== Action item ==
Whenever the string "label" appears in a line below, please copy the line out.
Supplied data START
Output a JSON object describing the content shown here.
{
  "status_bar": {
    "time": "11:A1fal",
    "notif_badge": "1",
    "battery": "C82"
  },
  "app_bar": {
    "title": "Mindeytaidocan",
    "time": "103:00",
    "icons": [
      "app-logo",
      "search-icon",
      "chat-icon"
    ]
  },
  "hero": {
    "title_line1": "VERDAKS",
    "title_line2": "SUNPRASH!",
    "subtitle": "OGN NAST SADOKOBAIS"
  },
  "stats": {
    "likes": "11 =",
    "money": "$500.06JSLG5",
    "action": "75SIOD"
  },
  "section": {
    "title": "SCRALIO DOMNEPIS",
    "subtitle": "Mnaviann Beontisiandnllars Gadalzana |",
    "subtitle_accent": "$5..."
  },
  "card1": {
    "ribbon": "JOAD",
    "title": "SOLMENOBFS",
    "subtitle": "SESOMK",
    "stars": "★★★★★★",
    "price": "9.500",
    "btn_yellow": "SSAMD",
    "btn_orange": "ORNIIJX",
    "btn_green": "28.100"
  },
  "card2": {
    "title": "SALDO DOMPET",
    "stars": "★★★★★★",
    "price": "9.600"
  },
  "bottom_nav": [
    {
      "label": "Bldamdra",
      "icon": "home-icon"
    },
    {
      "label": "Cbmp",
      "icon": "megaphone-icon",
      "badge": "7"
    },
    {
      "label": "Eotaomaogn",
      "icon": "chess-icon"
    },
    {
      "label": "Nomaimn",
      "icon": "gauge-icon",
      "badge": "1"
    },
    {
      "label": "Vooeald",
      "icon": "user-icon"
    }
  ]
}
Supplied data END
== Exercise result ==
      "label": "Bldamdra",
      "label": "Cbmp",
      "label": "Eotaomaogn",
      "label": "Nomaimn",
      "label": "Vooeald",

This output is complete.